INFORMATION SUPPLIED:
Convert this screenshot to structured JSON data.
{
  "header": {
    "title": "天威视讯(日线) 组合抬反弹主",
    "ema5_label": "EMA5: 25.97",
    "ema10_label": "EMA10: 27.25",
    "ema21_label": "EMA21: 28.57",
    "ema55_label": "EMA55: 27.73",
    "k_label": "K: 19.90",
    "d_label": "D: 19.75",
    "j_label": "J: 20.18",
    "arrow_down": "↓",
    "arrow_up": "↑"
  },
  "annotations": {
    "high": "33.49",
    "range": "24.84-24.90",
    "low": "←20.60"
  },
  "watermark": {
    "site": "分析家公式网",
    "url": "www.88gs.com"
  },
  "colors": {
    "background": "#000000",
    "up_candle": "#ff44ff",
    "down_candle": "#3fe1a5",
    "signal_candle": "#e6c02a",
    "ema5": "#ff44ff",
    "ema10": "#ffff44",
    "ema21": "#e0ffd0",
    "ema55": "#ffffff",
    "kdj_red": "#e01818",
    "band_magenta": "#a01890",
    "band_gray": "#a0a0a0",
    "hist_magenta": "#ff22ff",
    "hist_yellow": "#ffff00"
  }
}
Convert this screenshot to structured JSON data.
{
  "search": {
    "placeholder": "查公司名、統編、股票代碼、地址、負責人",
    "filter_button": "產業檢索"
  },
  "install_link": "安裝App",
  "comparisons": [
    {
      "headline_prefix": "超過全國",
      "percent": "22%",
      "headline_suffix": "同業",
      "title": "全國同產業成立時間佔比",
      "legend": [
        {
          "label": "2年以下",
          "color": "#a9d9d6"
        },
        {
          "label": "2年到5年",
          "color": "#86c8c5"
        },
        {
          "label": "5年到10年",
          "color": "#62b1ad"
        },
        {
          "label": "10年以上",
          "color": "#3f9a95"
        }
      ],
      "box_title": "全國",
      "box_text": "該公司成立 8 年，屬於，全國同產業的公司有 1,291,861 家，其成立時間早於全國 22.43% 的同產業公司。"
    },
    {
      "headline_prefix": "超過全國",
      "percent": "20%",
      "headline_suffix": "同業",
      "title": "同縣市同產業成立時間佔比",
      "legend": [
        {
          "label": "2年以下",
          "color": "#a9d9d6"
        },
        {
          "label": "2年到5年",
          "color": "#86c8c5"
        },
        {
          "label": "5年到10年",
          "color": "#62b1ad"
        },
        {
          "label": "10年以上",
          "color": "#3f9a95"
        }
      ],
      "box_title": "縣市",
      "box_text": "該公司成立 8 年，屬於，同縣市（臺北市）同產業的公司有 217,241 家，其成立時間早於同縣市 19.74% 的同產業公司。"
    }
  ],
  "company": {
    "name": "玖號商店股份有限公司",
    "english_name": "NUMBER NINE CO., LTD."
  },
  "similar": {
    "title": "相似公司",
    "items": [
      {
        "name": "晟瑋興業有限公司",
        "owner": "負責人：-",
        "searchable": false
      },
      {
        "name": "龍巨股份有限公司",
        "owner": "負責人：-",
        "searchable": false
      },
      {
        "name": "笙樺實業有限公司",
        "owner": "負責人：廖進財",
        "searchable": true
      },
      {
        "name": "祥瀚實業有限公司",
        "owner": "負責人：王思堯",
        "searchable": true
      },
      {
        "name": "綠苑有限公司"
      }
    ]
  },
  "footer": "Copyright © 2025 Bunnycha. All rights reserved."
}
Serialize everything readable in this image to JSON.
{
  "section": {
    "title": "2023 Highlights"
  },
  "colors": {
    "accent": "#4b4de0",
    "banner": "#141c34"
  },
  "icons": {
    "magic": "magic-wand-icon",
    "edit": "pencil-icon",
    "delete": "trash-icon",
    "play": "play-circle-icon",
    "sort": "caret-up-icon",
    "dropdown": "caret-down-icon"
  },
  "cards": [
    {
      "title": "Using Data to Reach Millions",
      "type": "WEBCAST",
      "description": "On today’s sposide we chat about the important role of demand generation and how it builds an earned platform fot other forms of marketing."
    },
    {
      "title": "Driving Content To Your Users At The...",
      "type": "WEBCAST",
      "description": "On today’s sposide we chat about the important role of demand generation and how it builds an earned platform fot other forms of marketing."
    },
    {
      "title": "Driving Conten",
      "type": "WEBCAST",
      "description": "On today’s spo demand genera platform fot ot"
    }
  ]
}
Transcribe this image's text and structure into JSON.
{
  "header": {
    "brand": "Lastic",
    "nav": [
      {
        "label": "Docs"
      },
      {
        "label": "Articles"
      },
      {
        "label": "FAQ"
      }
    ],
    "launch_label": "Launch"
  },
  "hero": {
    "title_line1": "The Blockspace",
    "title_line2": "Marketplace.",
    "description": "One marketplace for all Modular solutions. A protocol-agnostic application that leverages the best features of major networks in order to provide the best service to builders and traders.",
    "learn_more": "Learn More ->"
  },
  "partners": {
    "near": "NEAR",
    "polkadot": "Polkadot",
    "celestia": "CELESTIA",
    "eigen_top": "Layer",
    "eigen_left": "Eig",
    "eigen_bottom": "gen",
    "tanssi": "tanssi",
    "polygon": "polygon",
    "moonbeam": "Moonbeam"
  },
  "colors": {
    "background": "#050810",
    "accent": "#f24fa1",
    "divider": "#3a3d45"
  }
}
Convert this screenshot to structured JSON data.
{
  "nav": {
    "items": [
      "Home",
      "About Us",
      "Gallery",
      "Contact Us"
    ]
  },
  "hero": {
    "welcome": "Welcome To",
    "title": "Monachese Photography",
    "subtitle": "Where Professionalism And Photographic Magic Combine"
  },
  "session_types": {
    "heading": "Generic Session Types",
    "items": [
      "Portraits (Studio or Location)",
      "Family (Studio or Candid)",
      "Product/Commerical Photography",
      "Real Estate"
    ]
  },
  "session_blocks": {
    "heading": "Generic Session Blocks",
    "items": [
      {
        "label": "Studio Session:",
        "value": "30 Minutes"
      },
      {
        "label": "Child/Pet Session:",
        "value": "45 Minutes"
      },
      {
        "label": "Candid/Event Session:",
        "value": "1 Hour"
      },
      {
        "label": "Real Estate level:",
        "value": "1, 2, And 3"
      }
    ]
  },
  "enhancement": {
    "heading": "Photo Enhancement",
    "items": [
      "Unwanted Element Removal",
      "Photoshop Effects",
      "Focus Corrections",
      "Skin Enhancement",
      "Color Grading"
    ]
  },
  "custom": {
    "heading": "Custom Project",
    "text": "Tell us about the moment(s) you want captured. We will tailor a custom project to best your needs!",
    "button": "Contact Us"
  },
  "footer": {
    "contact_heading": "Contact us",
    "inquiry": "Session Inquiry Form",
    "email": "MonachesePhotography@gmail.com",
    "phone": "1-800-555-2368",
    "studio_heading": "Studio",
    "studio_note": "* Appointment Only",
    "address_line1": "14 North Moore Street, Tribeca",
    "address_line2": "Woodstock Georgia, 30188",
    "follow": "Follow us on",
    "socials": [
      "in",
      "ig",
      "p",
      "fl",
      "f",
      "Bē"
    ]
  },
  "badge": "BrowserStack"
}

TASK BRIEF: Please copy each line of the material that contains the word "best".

TASK RESULT:
    "description": "One marketplace for all Modular solutions. A protocol-agnostic application that leverages the best features of major networks in order to provide the best service to builders and traders.",
    "text": "Tell us about the moment(s) you want captured. We will tailor a custom project to best your needs!",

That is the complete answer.